The #1 cause of bad horse wrecks… bad colt starting… and pretty much any bad activity having to do with horses.
Dear Friend and Horseman,
Welcome to another issue of the Horse Training Tips Insider.
Because of my website, I receive tons of messages from people asking for help concerning their horses or horsemanship.
I try to respond to as many as I can but there are simply too many to respond to them all.
Below is an example of the majority of those messages.
They usually start with:
Larry, please help me… my horse won't stop.
Or… My horse (or colt) bucks me off… my horse runs away with me etc, etc, etc.
All the above problems share one big common denominator and here it is…
A LACK OF "CONTROL" OF THE HORSE.
Yes, that's all.
No big hidden secret. No complicated cause and effect. No horse whisperer mumbo jumbo. Just simple reality… a lack of control.
After reading that, I know what you're thinking.
You're thinking… Larry, you're so full of it.
I DO have control of my horse and he still does all those bad things. You must be suffering from Alzheimer's or something.
Here's my reply.
No, you only THINK you have control. Because if you REALLY did, your horse wouldn't be doing all those bad things.
Here's a typically common example.
Folks routinely send me colts to start. And most of the time, those colts are only halter broke. Other than getting them friendly, the owners haven't done much with the colt and that's the way I prefer it.
However, I occasionally get colts that the owner has tried to start himself.
The owner's story usually goes like this:
Yes Larry, like I told you on the phone, I've been working with this colt and I've got him ready to ride. All you have to do is jump on and go.
I usually respond with… That's great Mr. Owner, what exactly have you done with the colt?
Well Larry, I've pretty much done all the work for you.
I've sacked him out so he's used to everything.
I've been driving him… however, for some reason he won't stop chomping on the bit.
But the driving has really put a nice head-set on the colt… however, whenever I pull on the lines, his chin drops right down on his chest and he won't turn. Not sure why.
I've also "ponied" this colt a lot. Yep, nothing gets a colt broke better than ponying.
Mr. Owner, after you did all that to your colt, weren't you tempted to get on and ride him yourself?
Well Larry, I didn't mention it when we talked on the phone but I DID ride the colt… several times actually.
The first ride went great. The colt let me get on and he walked around nice and quiet. I was really happy with him.
Second ride, the colt wouldn't go into a lope so I spanked him with the reins. He took off and ran away with me. And then he wouldn't stop, even though I pulled back on the reins as hard as I could.
He eventually slowed down enough to where I could jump off.

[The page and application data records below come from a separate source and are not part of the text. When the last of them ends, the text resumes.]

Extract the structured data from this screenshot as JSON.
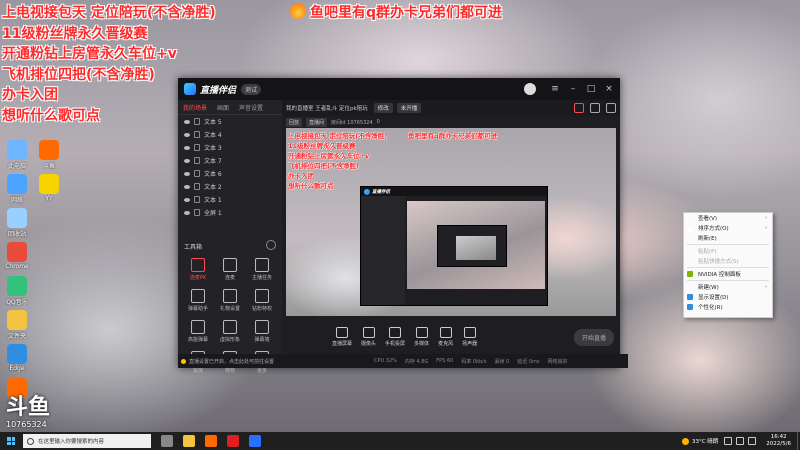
{
  "overlay": {
    "left_lines": [
      "上电视接包天 定位陪玩(不含净胜)",
      "11级粉丝牌永久晋级赛",
      "开通粉钻上房管永久车位+v",
      "飞机排位四把(不含净胜)",
      "办卡入团",
      "想听什么歌可点"
    ],
    "right_line": "鱼吧里有q群办卡兄弟们都可进"
  },
  "desktop_icons": [
    {
      "label": "此电脑",
      "color": "#6fb4ff"
    },
    {
      "label": "网络",
      "color": "#4aa3ff"
    },
    {
      "label": "回收站",
      "color": "#9ad0ff"
    },
    {
      "label": "Chrome",
      "color": "#e84b3c"
    },
    {
      "label": "QQ音乐",
      "color": "#31c27c"
    },
    {
      "label": "文件夹",
      "color": "#f5c342"
    },
    {
      "label": "Edge",
      "color": "#2f8ee0"
    },
    {
      "label": "直播",
      "color": "#ff6a00"
    }
  ],
  "desktop_icons_right": [
    {
      "label": "斗鱼",
      "color": "#ff6a00"
    },
    {
      "label": "YY",
      "color": "#f7d300"
    }
  ],
  "logo_badge": {
    "big": "斗鱼",
    "number": "10765324"
  },
  "app": {
    "name": "直播伴侣",
    "version": "测试",
    "left_tabs": [
      "我的场景",
      "画面",
      "声音设置"
    ],
    "scenes": [
      "文本 5",
      "文本 4",
      "文本 3",
      "文本 7",
      "文本 6",
      "文本 2",
      "文本 1",
      "全屏 1"
    ],
    "tools_heading": "工具箱",
    "tools": [
      {
        "label": "连麦PK",
        "red": true
      },
      {
        "label": "连麦",
        "red": false
      },
      {
        "label": "主播任务",
        "red": false
      },
      {
        "label": "弹幕助手",
        "red": false
      },
      {
        "label": "礼物设置",
        "red": false
      },
      {
        "label": "钻粉特权",
        "red": false
      },
      {
        "label": "高能弹幕",
        "red": false
      },
      {
        "label": "虚拟形象",
        "red": false
      },
      {
        "label": "弹幕墙",
        "red": false
      },
      {
        "label": "投屏",
        "red": false
      },
      {
        "label": "特效",
        "red": false
      },
      {
        "label": "更多",
        "red": false
      }
    ],
    "toolbar_title": "我的直播室 王者乱斗 定位pk陪玩",
    "toolbar_btn1": "修改",
    "toolbar_btn2": "未开播",
    "sub_btn1": "回放",
    "sub_btn2": "直播间",
    "sub_room": "房间id 10765324",
    "sub_count": "0",
    "preview_left_lines": [
      "上电视接包天 定位陪玩(不含净胜)",
      "11级粉丝牌永久晋级赛",
      "开通粉钻上房管永久车位+v",
      "飞机排位四把(不含净胜)",
      "办卡入团",
      "想听什么歌可点"
    ],
    "preview_right_line": "鱼吧里有q群办卡兄弟们都可进",
    "inner_name": "直播伴侣",
    "controls": [
      "直播屏幕",
      "摄像头",
      "手机投屏",
      "多媒体",
      "麦克风",
      "扬声器"
    ],
    "start_button": "开始直播",
    "notice": "直播设置已开启，点击此处可前往设置",
    "status": [
      "CPU 32%",
      "内存 4.8G",
      "FPS 60",
      "码率 0kb/s",
      "丢帧 0",
      "延迟 0ms",
      "网络良好"
    ]
  },
  "context_menu": {
    "items": [
      {
        "label": "查看(V)",
        "arrow": true,
        "disabled": false,
        "icon": ""
      },
      {
        "label": "排序方式(O)",
        "arrow": true,
        "disabled": false,
        "icon": ""
      },
      {
        "label": "刷新(E)",
        "arrow": false,
        "disabled": false,
        "icon": ""
      },
      {
        "label": "粘贴(P)",
        "arrow": false,
        "disabled": true,
        "icon": ""
      },
      {
        "label": "粘贴快捷方式(S)",
        "arrow": false,
        "disabled": true,
        "icon": ""
      },
      {
        "label": "NVIDIA 控制面板",
        "arrow": false,
        "disabled": false,
        "icon": "#76b900"
      },
      {
        "label": "新建(W)",
        "arrow": true,
        "disabled": false,
        "icon": ""
      },
      {
        "label": "显示设置(D)",
        "arrow": false,
        "disabled": false,
        "icon": "#2f8ee0"
      },
      {
        "label": "个性化(R)",
        "arrow": false,
        "disabled": false,
        "icon": "#2f8ee0"
      }
    ]
  },
  "taskbar": {
    "search_placeholder": "在这里输入你要搜索的内容",
    "apps": [
      {
        "name": "task-view",
        "color": "#888888"
      },
      {
        "name": "explorer",
        "color": "#f5c342"
      },
      {
        "name": "douyu",
        "color": "#ff6a00"
      },
      {
        "name": "netease-music",
        "color": "#e02020"
      },
      {
        "name": "live-companion",
        "color": "#2a6fff"
      }
    ],
    "weather": "33°C 晴朗",
    "time": "16:42",
    "date": "2022/5/6"
  }
}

The third ride, the colt seemed kind of nervous and scared. Not sure why.
He wouldn't stand still for me to mount but I managed get on anyhow. For some reason, as soon as I was in the saddle, he went to bucking and managed to buck me off.
However, I did the right thing.
An old cowboy once told me that if you get bucked off, you gotta show that horse who's boss and get right back on.
So I did… but he bucked me off again. Only this time, when I landed I broke my collar bone and had to go to the hospital emergency room.
Anyway, the colt hasn't been messed with now for several months so he's nice and fresh and ready for you to start riding.
So… since I'm here delivering you the colt… why don't you go ahead and jump on him so I can watch?
Well, since you're here… and the colt is so ready to be ridden… why don't YOU jump on him?
Every professional horse trainer who's reading this is shaking his head and cringing right now.
Because they have ALL experienced this story before… many times.
And they are well aware of the DAMAGE that has been done to this colt by his owner.
Damage that won't be easy to overcome.
Now, for the people who are NOT professional horse trainers, let me explain what this owner has actually done to his colt and why it's so detrimental.
I'll keep it short and to the point.
#1. The owner has all but ruined the colt's mouth. The bit chomping and the colt's chin dropping to his chest are problems that may be with that colt for the rest of his life.
The chin dropped to the chest, renders the colt practically uncontrollable. And yes, the owner caused this by not knowing the CORRECT WAY to drive a colt. And in reality, he would have been better off by NOT driving the colt at all.
#2. Due to the owner's lack of understanding, he has taught his colt to run away with a rider. He has also taught the colt to associate FEAR with the act of being ridden. Not the ideal way of starting a working relationship with the colt. So now, instead of willingly being ridden, the colt dreads it.
#3. This one may be the worst… The owner has TAUGHT the colt to BUCK. He not only taught him to buck, he taught him how EASY it is to get rid of a rider.
So now, when the training gets uncomfortable for the colt, his first thought is to simply get rid of the rider. A couple of bucks, the rider falls off, end of problem.
Once a colt has learned these bad things… it won't be easy to get him over it. Plus, it'll probably take an "above average" hand to get the job done.
Now, I usually go ahead and take these poorly started colts in training but the bad start really sets the colt back.
In most cases, I can get them over their problems but they probably won't turn out as good as they would have been without the problems.
Here's the million dollar question.
HOW COULD ALL THOSE PROBLEMS BEEN AVOIDED IN THE FIRST PLACE?
HERE'S HOW… TEACH THE COLT TO BE CONTROLLABLE.
Yes, it's as simple as that.
A colt that's controllable can be PREVENTED from running away.
A controllable colt can usually be PREVENTED from bucking.
And in most cases, he can be PREVENTED from getting scared and having a bad experience under saddle.
And guess what… if the colt never learns those bad things… you'll never have to get him over those bad things.
NOTHING… I MEAN, NOTHING IS MORE IMPORTANT THAN TEACHING A COLT (OR ANY HORSE) "CONTROL".
It's how you stay safe. It's how you keep the colt safe too.
Want to learn how to start a colt right and establish "CONTROL" so he doesn't develop problems?
Want to know how to get "CONTROL" of a horse so he'll lope slow on a loose rein, do beautiful turns, lead departures and stop lightly from any speed… with just a touch of the reins?
Watch the streaming video course, Lope Slow with Complete Control.
Want to know how to "CONTROL" a horse that ALREADY has really bad behavior problems like bucking, kicking, biting, rearing and spooking… enabling you to fix all those problems?
Watch the streaming video course, Groom, Saddle, Ride & Fix Bad Behavior.
Okay, that's all for now.
Larry Trocha Training Stable